_How to complete this task_:
Output the data below exactly, images excluded.

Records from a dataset
▼▼▼

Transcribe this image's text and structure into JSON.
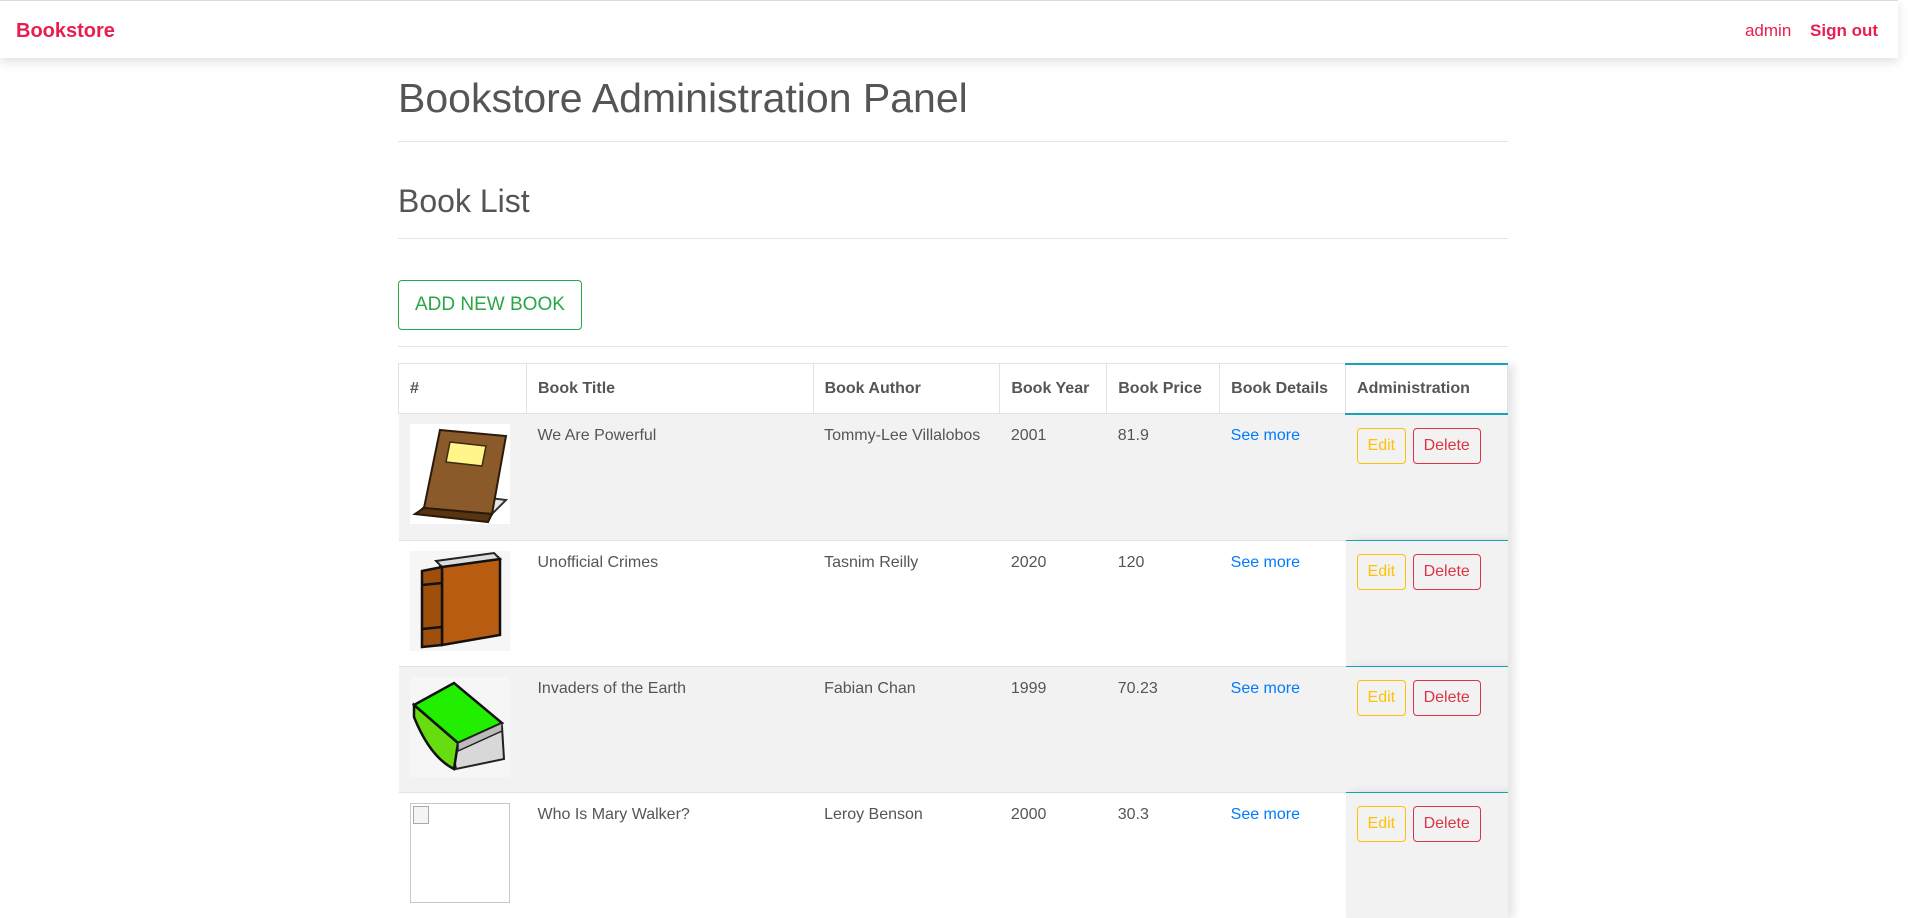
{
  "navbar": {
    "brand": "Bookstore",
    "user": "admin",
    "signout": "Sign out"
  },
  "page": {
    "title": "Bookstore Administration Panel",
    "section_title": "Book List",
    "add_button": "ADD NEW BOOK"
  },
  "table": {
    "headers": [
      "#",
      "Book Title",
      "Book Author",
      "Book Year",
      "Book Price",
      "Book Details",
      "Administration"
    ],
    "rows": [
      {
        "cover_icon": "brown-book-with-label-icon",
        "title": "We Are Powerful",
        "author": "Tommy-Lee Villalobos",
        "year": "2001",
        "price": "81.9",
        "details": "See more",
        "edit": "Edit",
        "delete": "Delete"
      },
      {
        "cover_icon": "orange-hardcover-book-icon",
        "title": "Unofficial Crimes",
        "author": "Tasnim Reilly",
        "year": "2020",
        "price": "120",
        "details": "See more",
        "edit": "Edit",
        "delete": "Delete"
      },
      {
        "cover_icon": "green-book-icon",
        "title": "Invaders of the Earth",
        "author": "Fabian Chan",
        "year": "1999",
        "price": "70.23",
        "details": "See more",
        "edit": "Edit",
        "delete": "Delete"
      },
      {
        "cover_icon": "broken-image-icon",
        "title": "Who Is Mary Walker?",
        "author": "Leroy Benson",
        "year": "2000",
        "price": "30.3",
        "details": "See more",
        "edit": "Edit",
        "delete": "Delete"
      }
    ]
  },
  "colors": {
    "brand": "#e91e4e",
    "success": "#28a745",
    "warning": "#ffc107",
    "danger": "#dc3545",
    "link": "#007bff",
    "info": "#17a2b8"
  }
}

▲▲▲

_Solution below_:
Transcribe this image's text and structure into JSON.
{
  "navbar": {
    "brand": "Bookstore",
    "user": "admin",
    "signout": "Sign out"
  },
  "page": {
    "title": "Bookstore Administration Panel",
    "section_title": "Book List",
    "add_button": "ADD NEW BOOK"
  },
  "table": {
    "headers": [
      "#",
      "Book Title",
      "Book Author",
      "Book Year",
      "Book Price",
      "Book Details",
      "Administration"
    ],
    "rows": [
      {
        "cover_icon": "brown-book-with-label-icon",
        "title": "We Are Powerful",
        "author": "Tommy-Lee Villalobos",
        "year": "2001",
        "price": "81.9",
        "details": "See more",
        "edit": "Edit",
        "delete": "Delete"
      },
      {
        "cover_icon": "orange-hardcover-book-icon",
        "title": "Unofficial Crimes",
        "author": "Tasnim Reilly",
        "year": "2020",
        "price": "120",
        "details": "See more",
        "edit": "Edit",
        "delete": "Delete"
      },
      {
        "cover_icon": "green-book-icon",
        "title": "Invaders of the Earth",
        "author": "Fabian Chan",
        "year": "1999",
        "price": "70.23",
        "details": "See more",
        "edit": "Edit",
        "delete": "Delete"
      },
      {
        "cover_icon": "broken-image-icon",
        "title": "Who Is Mary Walker?",
        "author": "Leroy Benson",
        "year": "2000",
        "price": "30.3",
        "details": "See more",
        "edit": "Edit",
        "delete": "Delete"
      }
    ]
  },
  "colors": {
    "brand": "#e91e4e",
    "success": "#28a745",
    "warning": "#ffc107",
    "danger": "#dc3545",
    "link": "#007bff",
    "info": "#17a2b8"
  }
}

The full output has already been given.